If you’re psychologically addicted, you will find yourself preoccupied with taking Xanax and begin to believe that you can’t function in normal daily activities without it. This can result in social withdrawal, financial hardships, and severe isolation.
How Do I Know If I’m Addicted?
Signs and symptoms of Xanax abuse and addiction typically span over many facets of your life, and vary depending on whether you are physically or psychologically addicted.
Physical signs and symptoms of a Xanax addiction include:4
- Increased tolerance to the drug (you have to take more to feel the same effects).
- Prolonged sleep.
- Dizziness and light-headedness.
- Difficulty concentrating.
- Memory problems.
- Lethargy and fatigue.
- Persistent headaches.
Mental signs and symptoms include :5
- Marital problems.
- Withdrawal from friends and family.
- Missed work.
- Lack of interest in social activities.
- Preoccupation with taking the drug.
- Unsuccessful attempts to stop taking the drug.
- Inability to cope with stress without taking the drug.
Looking at the lists above, do you think you may be addicted to Xanax? If you think you may be addicted, consult your health care provider. Call a treatment center to get help for your addiction before it’s too late.
What Treatment Do I Need for Xanax Addiction?
If you or your loved one is experiencing symptoms of Xanax abuse or addiction, your best option is to seek professional treatment, which can come in several forms, such as short-term or long-term inpatient or outpatient rehab, depending on the level of dependence.6

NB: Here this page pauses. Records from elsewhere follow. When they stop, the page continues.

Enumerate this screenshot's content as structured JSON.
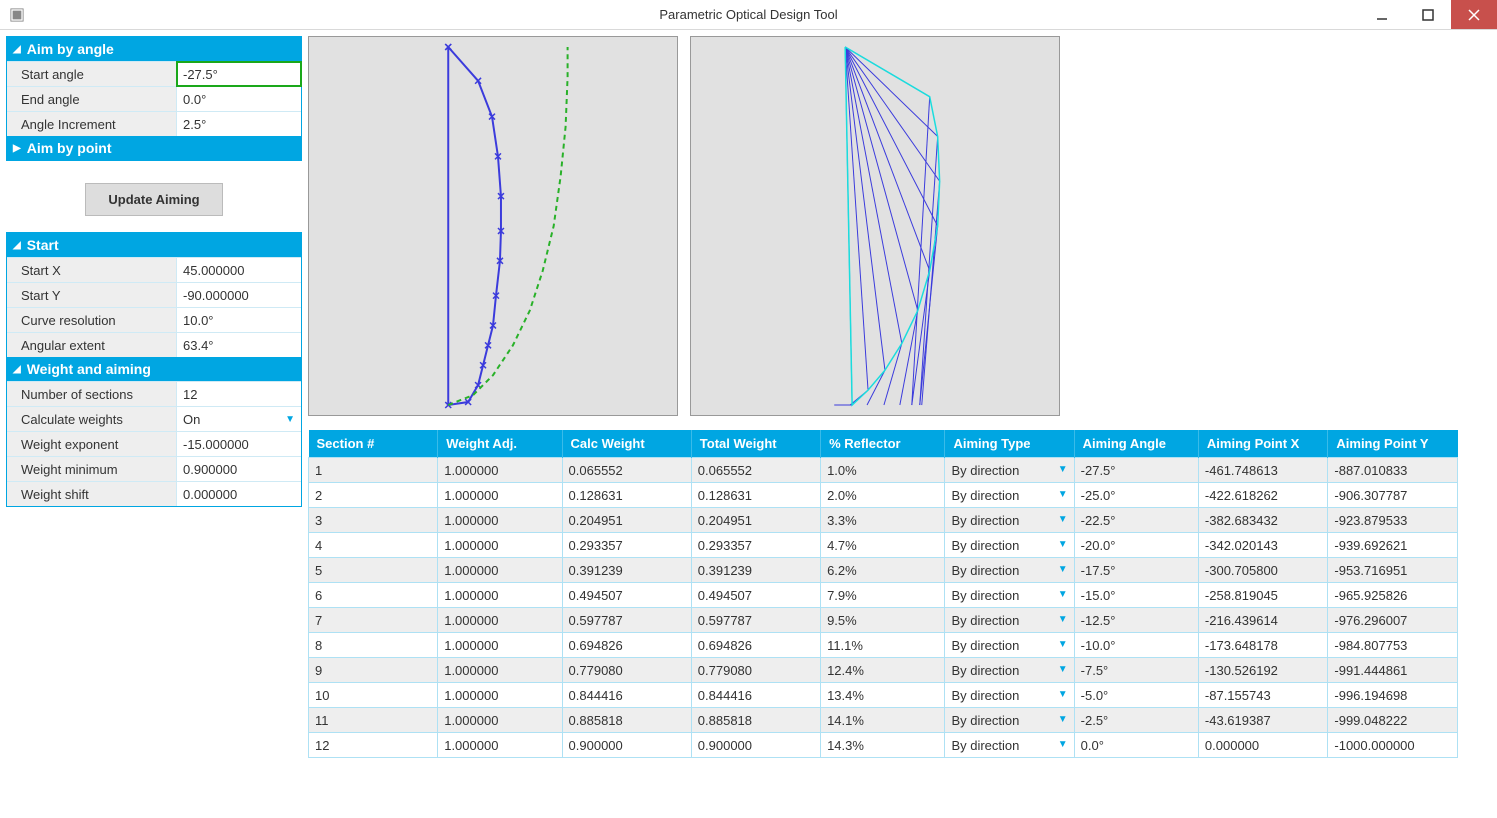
{
  "window": {
    "title": "Parametric Optical Design Tool"
  },
  "aim_by_angle": {
    "header": "Aim by angle",
    "rows": {
      "start_angle": {
        "label": "Start angle",
        "value": "-27.5°"
      },
      "end_angle": {
        "label": "End angle",
        "value": "0.0°"
      },
      "angle_increment": {
        "label": "Angle Increment",
        "value": "2.5°"
      }
    }
  },
  "aim_by_point": {
    "header": "Aim by point"
  },
  "update_btn": "Update Aiming",
  "start_panel": {
    "header": "Start",
    "rows": {
      "start_x": {
        "label": "Start X",
        "value": "45.000000"
      },
      "start_y": {
        "label": "Start Y",
        "value": "-90.000000"
      },
      "curve_res": {
        "label": "Curve resolution",
        "value": "10.0°"
      },
      "angular_extent": {
        "label": "Angular extent",
        "value": "63.4°"
      }
    }
  },
  "weight_panel": {
    "header": "Weight and aiming",
    "rows": {
      "num_sections": {
        "label": "Number of sections",
        "value": "12"
      },
      "calc_weights": {
        "label": "Calculate weights",
        "value": "On"
      },
      "weight_exp": {
        "label": "Weight exponent",
        "value": "-15.000000"
      },
      "weight_min": {
        "label": "Weight minimum",
        "value": "0.900000"
      },
      "weight_shift": {
        "label": "Weight shift",
        "value": "0.000000"
      }
    }
  },
  "table": {
    "headers": {
      "section": "Section #",
      "weight_adj": "Weight Adj.",
      "calc_weight": "Calc Weight",
      "total_weight": "Total Weight",
      "pct_reflector": "% Reflector",
      "aiming_type": "Aiming Type",
      "aiming_angle": "Aiming Angle",
      "aiming_px": "Aiming Point X",
      "aiming_py": "Aiming Point Y"
    },
    "rows": [
      {
        "sec": "1",
        "wa": "1.000000",
        "cw": "0.065552",
        "tw": "0.065552",
        "pr": "1.0%",
        "at": "By direction",
        "aa": "-27.5°",
        "px": "-461.748613",
        "py": "-887.010833"
      },
      {
        "sec": "2",
        "wa": "1.000000",
        "cw": "0.128631",
        "tw": "0.128631",
        "pr": "2.0%",
        "at": "By direction",
        "aa": "-25.0°",
        "px": "-422.618262",
        "py": "-906.307787"
      },
      {
        "sec": "3",
        "wa": "1.000000",
        "cw": "0.204951",
        "tw": "0.204951",
        "pr": "3.3%",
        "at": "By direction",
        "aa": "-22.5°",
        "px": "-382.683432",
        "py": "-923.879533"
      },
      {
        "sec": "4",
        "wa": "1.000000",
        "cw": "0.293357",
        "tw": "0.293357",
        "pr": "4.7%",
        "at": "By direction",
        "aa": "-20.0°",
        "px": "-342.020143",
        "py": "-939.692621"
      },
      {
        "sec": "5",
        "wa": "1.000000",
        "cw": "0.391239",
        "tw": "0.391239",
        "pr": "6.2%",
        "at": "By direction",
        "aa": "-17.5°",
        "px": "-300.705800",
        "py": "-953.716951"
      },
      {
        "sec": "6",
        "wa": "1.000000",
        "cw": "0.494507",
        "tw": "0.494507",
        "pr": "7.9%",
        "at": "By direction",
        "aa": "-15.0°",
        "px": "-258.819045",
        "py": "-965.925826"
      },
      {
        "sec": "7",
        "wa": "1.000000",
        "cw": "0.597787",
        "tw": "0.597787",
        "pr": "9.5%",
        "at": "By direction",
        "aa": "-12.5°",
        "px": "-216.439614",
        "py": "-976.296007"
      },
      {
        "sec": "8",
        "wa": "1.000000",
        "cw": "0.694826",
        "tw": "0.694826",
        "pr": "11.1%",
        "at": "By direction",
        "aa": "-10.0°",
        "px": "-173.648178",
        "py": "-984.807753"
      },
      {
        "sec": "9",
        "wa": "1.000000",
        "cw": "0.779080",
        "tw": "0.779080",
        "pr": "12.4%",
        "at": "By direction",
        "aa": "-7.5°",
        "px": "-130.526192",
        "py": "-991.444861"
      },
      {
        "sec": "10",
        "wa": "1.000000",
        "cw": "0.844416",
        "tw": "0.844416",
        "pr": "13.4%",
        "at": "By direction",
        "aa": "-5.0°",
        "px": "-87.155743",
        "py": "-996.194698"
      },
      {
        "sec": "11",
        "wa": "1.000000",
        "cw": "0.885818",
        "tw": "0.885818",
        "pr": "14.1%",
        "at": "By direction",
        "aa": "-2.5°",
        "px": "-43.619387",
        "py": "-999.048222"
      },
      {
        "sec": "12",
        "wa": "1.000000",
        "cw": "0.900000",
        "tw": "0.900000",
        "pr": "14.3%",
        "at": "By direction",
        "aa": "0.0°",
        "px": "0.000000",
        "py": "-1000.000000"
      }
    ]
  },
  "chart_data": [
    {
      "type": "line",
      "title": "",
      "series": [
        {
          "name": "reflector-profile",
          "color": "#3b3bdc",
          "points": [
            [
              140,
              10
            ],
            [
              140,
              370
            ],
            [
              160,
              367
            ],
            [
              170,
              350
            ],
            [
              175,
              330
            ],
            [
              180,
              310
            ],
            [
              185,
              290
            ],
            [
              188,
              260
            ],
            [
              192,
              225
            ],
            [
              193,
              195
            ],
            [
              193,
              160
            ],
            [
              190,
              120
            ],
            [
              184,
              80
            ],
            [
              170,
              44
            ],
            [
              140,
              10
            ]
          ],
          "markers": true
        },
        {
          "name": "aux-curve",
          "color": "#28b128",
          "dash": true,
          "points": [
            [
              140,
              370
            ],
            [
              165,
              360
            ],
            [
              185,
              340
            ],
            [
              205,
              310
            ],
            [
              222,
              275
            ],
            [
              235,
              235
            ],
            [
              246,
              190
            ],
            [
              253,
              140
            ],
            [
              258,
              90
            ],
            [
              260,
              40
            ],
            [
              260,
              10
            ]
          ]
        }
      ]
    },
    {
      "type": "line",
      "title": "",
      "series": [
        {
          "name": "ray-trace-outline",
          "color": "#1adddd",
          "points": [
            [
              155,
              10
            ],
            [
              240,
              60
            ],
            [
              248,
              100
            ],
            [
              250,
              145
            ],
            [
              248,
              190
            ],
            [
              240,
              235
            ],
            [
              228,
              275
            ],
            [
              212,
              308
            ],
            [
              195,
              335
            ],
            [
              178,
              355
            ],
            [
              162,
              370
            ],
            [
              155,
              10
            ]
          ]
        }
      ],
      "rays": {
        "origin": [
          155,
          10
        ],
        "targets": [
          [
            240,
            60
          ],
          [
            248,
            100
          ],
          [
            250,
            145
          ],
          [
            248,
            190
          ],
          [
            240,
            235
          ],
          [
            228,
            275
          ],
          [
            212,
            308
          ],
          [
            195,
            335
          ],
          [
            178,
            355
          ],
          [
            162,
            370
          ]
        ],
        "reflect_to_y": 370,
        "color": "#3b3bdc"
      }
    }
  ]
}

If your addiction is quite severe you’ll want to find yourself an inpatient treatment program. It will provide you with a safe space to withdraw from the drug in a temptation-free environment. You’ll get round-the-clock care and support, a structured schedule, and individual and group therapy sessions designed to help you recalibrate and plan the next steps in your life.
If you don’t think you’ll be tempted to take Xanax while still living at home, outpatient treatment options may be an option for you. You’ll like this option if you still need to go to work or live at home.

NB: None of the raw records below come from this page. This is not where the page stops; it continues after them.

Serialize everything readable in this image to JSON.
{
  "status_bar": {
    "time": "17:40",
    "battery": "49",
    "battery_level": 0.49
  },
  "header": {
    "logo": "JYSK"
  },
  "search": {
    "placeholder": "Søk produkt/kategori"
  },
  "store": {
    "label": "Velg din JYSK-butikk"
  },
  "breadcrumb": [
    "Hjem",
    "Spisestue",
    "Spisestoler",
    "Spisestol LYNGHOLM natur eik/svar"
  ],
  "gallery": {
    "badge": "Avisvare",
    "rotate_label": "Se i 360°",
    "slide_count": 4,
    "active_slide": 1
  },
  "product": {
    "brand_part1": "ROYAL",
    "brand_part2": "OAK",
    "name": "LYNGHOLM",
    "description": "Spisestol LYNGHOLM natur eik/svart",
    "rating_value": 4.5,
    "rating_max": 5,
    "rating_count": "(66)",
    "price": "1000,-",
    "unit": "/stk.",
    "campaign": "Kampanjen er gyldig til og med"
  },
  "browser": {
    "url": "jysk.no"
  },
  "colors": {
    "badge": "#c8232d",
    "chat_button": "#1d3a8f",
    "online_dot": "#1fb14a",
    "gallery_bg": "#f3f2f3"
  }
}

Depending on your program and your individual situation, you’ll visit the treatment center for treatment—this could be every day for a quick check in, to a few hours a day, or for several days a week.
Regardless of the specific structure, all outpatient treatment programs offer various forms of therapy to assist you with ongoing recovery, as well as addiction education and life planning.
Another option you may want to look into is community-based treatment, such as 12-step programs. These groups are free and offered all over the U.S. They can be highly effective when it comes to recovery and helping you maintain a Xanax-free life.
However, if your addiction is quite severe, you’ll need to get inpatient care, as withdrawal can be dangerous if doing it alone.
For help finding treatment options in your area, please give us a call at 1-888-744-0069Who Answers?. Our treatment support specialists are here 24 hours a day, 7 days a week to assist you in your journey to recovery.
- Substance Abuse and Mental Health Services Administration. (2014). Treatment Episode Data Set (TEDS) 2004 – 2014.
- Board, J. (2013). Benzodiazepines – Royal College of Psychiatrists.
- National Institute on Drug Abuse. (2016). What are CNS depressants?
- Long, L. Addiction: Part I. Benzodiazepines – Side Effects, Abuse Risk and Alternatives. Am Fam Physician 2000; 61(7): 2121-2128.
- Mayo Clinic. (2014). Drug Addiction: Symptoms.
- National Institute on Drug Abuse. (2012). Principles of Drug Addiction Treatment: A Research-Based Guide.